The study, presented by HSRP director Andrew Mack, disputes the common assumption that conflict-related sexual violence is on the rise, and argues that the experience of a small number of countries afflicted by extreme levels of sexual violence is not the norm for all war-affected countries.
Key findings include:
In more than half of the years in which countries around the world experienced conflict between 2000-2009, levels of reported conflict-related sexual violence were low to negligible.
There is no evidence to support frequent claims that rape as a “weapon of war” is widespread, nor that its incidence has been growing.
Domestic sexual violence victimizes far more women in war-affected countries than does the conflict-related sexual violence that is perpetrated by combatants.
Recent studies show that male victims and female perpetrators may be more numerous than generally believed.
The complete study is available online at www.hsrgroup.org and will soon be available in print.
The HSRP has received funding from the Department for International Development (United Kingdom); the Norwegian Agency for Development Cooperation; the Norwegian Royal Ministry of Foreign Affairs; the Swedish International Development Cooperation Agency; the Swiss Federal Department of Foreign Affairs; and the UBS Optimus Foundation.
Simon Fraser University is Canada's top-ranked comprehensive university and one of the top 50 universities in the world under 50 years old. With campuses in Vancouver, Burnaby and Surrey, B.C., SFU engages actively with the community in its research and teaching, delivers almost 150 programs to more than 30,000 students, and has more than 120,000 alumni in 130 countries.
Part I: Sexual Violence, Education, and War first reviews the fragmentary data on sexual violence against adults and children in wartime. It finds, among other things, that the mainstream narrative exaggerates the prevalence of combatant-perpetrated sexual violence, while largely ignoring the far more pervasive domestic sexual violence perpetrated in wartime by family members and acquaintances. This bias has unfortunate implications for policy.
Turning to the impact of war on education, the Report shows that—surprisingly—education outcomes actually improve on average during wartime. It confirms that conflict-affected countries generally have substantially lower educational outcomes than nonconflict countries, but it challenges the widely held notion that this is because of war. It points out that educational outcomes were also low—or lower— during the prior periods of peace. They could not, therefore, have been caused by warfare. The Report offers the first explanation for the apparent paradox of education outcomes that improve in wartime.

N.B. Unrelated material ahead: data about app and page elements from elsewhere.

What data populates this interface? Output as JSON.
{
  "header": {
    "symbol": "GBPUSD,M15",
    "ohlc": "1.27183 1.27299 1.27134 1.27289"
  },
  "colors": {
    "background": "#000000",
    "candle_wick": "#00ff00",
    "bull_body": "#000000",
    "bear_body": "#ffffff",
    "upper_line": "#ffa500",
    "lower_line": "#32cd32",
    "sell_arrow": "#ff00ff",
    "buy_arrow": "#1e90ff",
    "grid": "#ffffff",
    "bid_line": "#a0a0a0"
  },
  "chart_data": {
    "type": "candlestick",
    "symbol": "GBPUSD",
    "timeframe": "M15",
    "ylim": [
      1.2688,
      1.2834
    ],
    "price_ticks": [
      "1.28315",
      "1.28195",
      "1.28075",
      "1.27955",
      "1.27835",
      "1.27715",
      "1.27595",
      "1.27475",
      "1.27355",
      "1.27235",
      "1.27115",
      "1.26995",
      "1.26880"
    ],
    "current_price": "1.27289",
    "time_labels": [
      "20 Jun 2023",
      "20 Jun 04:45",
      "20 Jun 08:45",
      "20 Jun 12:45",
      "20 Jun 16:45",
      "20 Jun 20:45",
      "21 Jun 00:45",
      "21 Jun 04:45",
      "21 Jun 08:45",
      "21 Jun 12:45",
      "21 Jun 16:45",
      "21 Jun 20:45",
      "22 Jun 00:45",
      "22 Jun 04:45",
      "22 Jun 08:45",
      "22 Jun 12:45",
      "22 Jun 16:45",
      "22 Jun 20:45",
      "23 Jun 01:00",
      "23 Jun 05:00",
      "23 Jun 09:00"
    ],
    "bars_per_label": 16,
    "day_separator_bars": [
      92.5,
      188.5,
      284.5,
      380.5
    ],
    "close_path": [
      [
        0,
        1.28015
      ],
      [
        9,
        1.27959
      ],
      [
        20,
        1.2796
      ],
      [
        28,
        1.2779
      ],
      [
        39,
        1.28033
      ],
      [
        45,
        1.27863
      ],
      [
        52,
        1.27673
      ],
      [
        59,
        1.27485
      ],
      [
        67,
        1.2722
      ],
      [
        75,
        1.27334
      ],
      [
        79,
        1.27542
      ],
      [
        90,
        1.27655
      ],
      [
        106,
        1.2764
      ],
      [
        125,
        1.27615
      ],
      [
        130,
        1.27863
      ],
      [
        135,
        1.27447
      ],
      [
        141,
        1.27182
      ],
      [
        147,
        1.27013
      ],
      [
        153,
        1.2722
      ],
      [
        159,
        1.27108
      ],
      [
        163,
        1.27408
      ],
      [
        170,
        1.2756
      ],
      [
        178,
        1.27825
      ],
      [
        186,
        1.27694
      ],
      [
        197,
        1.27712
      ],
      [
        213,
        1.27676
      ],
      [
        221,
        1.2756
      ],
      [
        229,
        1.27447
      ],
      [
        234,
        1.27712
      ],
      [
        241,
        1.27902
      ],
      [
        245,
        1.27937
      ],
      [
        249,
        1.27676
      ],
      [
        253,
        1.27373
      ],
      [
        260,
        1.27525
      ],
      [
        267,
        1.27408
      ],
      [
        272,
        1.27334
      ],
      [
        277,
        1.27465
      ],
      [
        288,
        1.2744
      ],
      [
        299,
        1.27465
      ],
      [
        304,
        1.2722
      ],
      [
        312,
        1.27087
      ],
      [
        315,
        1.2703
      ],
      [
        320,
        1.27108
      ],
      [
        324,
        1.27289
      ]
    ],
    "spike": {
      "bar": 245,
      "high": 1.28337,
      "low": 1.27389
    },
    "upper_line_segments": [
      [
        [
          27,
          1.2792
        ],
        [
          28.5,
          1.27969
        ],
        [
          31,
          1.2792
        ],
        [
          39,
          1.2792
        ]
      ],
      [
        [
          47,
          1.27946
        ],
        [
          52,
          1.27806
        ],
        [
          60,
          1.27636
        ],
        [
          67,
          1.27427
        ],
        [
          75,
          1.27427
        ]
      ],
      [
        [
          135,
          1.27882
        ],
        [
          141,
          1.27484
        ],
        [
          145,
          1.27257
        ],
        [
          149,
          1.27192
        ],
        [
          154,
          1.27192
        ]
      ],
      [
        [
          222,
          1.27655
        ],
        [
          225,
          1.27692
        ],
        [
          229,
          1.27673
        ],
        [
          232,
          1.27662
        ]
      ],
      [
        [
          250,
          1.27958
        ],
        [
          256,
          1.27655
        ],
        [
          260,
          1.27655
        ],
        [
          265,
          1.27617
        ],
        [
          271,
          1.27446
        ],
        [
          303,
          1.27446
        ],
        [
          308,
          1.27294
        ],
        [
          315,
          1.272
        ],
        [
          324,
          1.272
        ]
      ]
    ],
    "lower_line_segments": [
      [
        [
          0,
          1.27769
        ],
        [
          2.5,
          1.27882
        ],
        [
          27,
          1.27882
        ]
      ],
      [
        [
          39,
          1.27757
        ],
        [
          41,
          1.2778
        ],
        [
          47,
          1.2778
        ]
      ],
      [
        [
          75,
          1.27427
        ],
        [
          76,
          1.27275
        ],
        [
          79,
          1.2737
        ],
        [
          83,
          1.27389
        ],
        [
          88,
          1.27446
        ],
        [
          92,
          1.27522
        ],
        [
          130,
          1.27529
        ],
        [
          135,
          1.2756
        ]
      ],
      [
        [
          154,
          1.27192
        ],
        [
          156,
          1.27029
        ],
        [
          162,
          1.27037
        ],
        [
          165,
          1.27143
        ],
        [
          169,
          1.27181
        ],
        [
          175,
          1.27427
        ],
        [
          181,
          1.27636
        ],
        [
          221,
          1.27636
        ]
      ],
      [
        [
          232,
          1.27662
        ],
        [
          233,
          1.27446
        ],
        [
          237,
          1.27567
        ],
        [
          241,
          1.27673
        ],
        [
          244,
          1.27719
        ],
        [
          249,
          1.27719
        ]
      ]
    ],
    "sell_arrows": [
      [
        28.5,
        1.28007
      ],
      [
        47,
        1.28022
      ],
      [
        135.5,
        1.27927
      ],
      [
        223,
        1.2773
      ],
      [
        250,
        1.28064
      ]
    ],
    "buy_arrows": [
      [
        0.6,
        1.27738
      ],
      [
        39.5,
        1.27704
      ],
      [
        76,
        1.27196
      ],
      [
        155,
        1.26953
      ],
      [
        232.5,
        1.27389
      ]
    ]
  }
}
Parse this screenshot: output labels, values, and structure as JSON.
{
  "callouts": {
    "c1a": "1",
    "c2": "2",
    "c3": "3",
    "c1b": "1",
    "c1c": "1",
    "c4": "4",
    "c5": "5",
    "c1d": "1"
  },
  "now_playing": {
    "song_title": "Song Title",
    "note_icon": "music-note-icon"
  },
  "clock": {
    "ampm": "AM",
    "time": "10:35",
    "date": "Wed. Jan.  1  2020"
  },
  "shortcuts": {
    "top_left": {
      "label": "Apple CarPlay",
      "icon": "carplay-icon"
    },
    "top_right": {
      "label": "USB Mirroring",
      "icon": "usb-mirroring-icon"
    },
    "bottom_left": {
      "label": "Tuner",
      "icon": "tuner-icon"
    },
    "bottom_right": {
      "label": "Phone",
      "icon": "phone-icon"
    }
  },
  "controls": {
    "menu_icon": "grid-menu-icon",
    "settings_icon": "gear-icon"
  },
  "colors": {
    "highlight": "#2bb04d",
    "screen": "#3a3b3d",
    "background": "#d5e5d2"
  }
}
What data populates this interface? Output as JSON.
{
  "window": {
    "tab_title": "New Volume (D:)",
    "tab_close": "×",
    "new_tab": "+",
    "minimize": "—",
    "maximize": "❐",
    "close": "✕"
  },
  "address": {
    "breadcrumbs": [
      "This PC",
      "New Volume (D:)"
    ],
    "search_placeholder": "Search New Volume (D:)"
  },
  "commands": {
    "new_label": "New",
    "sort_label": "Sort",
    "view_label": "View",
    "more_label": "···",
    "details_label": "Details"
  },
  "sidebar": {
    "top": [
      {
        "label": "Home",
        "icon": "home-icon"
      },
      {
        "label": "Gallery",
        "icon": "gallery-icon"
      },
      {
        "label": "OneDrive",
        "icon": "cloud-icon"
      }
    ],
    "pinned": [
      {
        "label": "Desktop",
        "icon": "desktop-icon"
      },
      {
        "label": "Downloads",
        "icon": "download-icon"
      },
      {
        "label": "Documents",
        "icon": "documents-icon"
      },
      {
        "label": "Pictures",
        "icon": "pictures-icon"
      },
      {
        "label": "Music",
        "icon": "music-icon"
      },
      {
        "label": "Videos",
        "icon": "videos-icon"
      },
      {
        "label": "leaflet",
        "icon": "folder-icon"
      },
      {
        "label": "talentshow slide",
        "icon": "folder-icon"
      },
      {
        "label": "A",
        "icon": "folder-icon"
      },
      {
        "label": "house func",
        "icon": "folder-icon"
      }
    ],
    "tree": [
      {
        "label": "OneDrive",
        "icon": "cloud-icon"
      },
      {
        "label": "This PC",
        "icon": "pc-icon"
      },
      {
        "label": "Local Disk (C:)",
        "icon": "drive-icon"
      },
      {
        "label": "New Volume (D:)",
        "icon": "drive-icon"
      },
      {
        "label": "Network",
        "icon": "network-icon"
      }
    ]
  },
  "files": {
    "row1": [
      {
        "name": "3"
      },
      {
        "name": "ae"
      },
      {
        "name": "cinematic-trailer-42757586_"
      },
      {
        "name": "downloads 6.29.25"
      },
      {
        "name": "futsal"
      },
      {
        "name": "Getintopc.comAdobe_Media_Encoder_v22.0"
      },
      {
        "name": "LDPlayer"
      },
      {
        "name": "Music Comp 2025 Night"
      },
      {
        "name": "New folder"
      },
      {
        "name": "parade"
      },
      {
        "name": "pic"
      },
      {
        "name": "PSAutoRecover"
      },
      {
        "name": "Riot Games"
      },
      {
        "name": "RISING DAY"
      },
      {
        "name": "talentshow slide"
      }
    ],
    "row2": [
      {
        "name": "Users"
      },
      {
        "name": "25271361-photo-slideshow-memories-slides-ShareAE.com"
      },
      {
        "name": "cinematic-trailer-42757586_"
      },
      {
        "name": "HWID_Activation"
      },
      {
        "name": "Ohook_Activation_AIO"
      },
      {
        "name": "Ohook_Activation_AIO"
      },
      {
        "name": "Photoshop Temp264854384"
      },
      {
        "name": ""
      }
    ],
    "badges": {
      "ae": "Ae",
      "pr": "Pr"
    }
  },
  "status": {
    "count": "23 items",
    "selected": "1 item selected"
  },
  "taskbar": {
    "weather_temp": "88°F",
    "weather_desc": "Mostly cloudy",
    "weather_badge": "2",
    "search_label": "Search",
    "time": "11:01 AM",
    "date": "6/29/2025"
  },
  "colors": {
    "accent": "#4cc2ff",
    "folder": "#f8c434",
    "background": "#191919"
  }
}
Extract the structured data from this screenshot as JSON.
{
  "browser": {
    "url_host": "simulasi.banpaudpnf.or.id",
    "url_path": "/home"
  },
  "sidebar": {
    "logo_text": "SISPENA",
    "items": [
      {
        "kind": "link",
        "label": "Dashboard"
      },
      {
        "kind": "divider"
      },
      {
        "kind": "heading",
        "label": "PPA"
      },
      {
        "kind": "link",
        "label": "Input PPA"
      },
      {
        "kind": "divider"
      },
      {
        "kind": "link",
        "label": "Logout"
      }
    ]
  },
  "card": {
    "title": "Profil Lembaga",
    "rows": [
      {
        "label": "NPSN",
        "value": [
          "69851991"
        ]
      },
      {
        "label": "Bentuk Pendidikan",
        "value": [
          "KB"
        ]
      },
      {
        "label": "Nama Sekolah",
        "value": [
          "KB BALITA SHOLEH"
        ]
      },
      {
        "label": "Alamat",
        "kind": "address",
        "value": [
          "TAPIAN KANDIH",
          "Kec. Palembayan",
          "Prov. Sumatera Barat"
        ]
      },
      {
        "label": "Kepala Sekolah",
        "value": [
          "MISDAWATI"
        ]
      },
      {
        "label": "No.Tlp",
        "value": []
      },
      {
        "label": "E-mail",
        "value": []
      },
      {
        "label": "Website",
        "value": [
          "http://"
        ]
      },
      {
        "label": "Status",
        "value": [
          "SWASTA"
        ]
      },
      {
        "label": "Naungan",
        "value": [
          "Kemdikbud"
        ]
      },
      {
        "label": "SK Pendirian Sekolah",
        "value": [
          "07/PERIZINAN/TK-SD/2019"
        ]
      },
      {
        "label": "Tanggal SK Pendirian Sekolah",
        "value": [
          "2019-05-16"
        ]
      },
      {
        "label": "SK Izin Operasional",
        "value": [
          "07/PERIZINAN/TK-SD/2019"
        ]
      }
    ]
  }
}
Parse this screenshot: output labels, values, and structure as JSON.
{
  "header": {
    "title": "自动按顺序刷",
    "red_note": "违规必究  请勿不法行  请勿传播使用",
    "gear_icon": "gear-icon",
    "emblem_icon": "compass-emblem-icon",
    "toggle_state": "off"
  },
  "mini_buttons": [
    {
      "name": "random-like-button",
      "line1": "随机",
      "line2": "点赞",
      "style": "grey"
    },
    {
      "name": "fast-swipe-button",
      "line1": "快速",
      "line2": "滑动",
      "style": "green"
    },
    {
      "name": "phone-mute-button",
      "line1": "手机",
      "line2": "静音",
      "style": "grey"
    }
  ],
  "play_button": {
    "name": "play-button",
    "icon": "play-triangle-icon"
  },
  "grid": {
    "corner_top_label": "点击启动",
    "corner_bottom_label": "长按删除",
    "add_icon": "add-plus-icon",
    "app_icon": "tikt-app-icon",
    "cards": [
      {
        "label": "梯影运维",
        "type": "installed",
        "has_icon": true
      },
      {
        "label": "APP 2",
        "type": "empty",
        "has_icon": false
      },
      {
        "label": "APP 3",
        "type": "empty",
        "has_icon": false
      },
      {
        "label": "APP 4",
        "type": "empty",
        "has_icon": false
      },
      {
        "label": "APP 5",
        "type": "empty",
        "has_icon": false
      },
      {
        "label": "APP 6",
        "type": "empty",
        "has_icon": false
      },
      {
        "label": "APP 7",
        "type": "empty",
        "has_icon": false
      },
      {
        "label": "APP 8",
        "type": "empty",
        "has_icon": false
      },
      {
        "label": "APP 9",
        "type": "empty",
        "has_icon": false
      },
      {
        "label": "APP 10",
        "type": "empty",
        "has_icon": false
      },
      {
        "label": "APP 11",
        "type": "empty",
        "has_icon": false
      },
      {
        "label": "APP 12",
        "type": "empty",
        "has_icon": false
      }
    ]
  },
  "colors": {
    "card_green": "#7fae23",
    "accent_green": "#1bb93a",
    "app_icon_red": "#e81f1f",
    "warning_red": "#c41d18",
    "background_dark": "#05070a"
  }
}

Part II of the Report reviews global and regional trends in the incidence and severity of organized violence. It highlights new research on the deadliness of external military intervention in civil wars, challenges the notion that conflicts are becoming more persistent, and shows that even “failed” peace agreements save lives.
The study, produced by a research team at Simon Fraser University in Vancouver, Canada, critically appraises the mainstream narrative on wartime sexual violence. This narrative assumes that conflict-related sexual violence is on the rise, and that rape is increasingly being deployed as a “weapon of war.” It suggests that the experience of the small number of countries afflicted by extreme levels of sexual violence is the norm for all war-affected countries. There is no compelling evidence to support any of these assumptions.
This is not all. The mainstream narrative ignores domestic sexual violence in wartime, which is far more pervasive than that perpetrated by combatants—and which victimizes a far greater number of women.
The narrative also largely ignores the impact of wartime sexual violence against males, even though it is substantially greater than generally believed. Finally, it fails completely to acknowledge female perpetration of sexual violence.
The mainstream view on the impact of conflict on children’s education is similarly bleak and one-sided. War is seen as having a highly damaging, even “devastating,” “disastrous” effect on educational outcomes, causing the destruction of educational opportunities on “an epic scale.”
But the Report finds—counter-intuitively—that more often than not educational outcomes in war-affected countries improve over time despite the fighting, even in the regions worst affected by the war.
Finally, the Report examines recent global and regional trends in the incidence and severity of organized violence. It presents new research on the deadliness of external military interventions, refutes the notion that conflicts are becoming more persistent, and shows that even “failed” peace agreements save lives.
Contacts and sources:
Simon Fraser University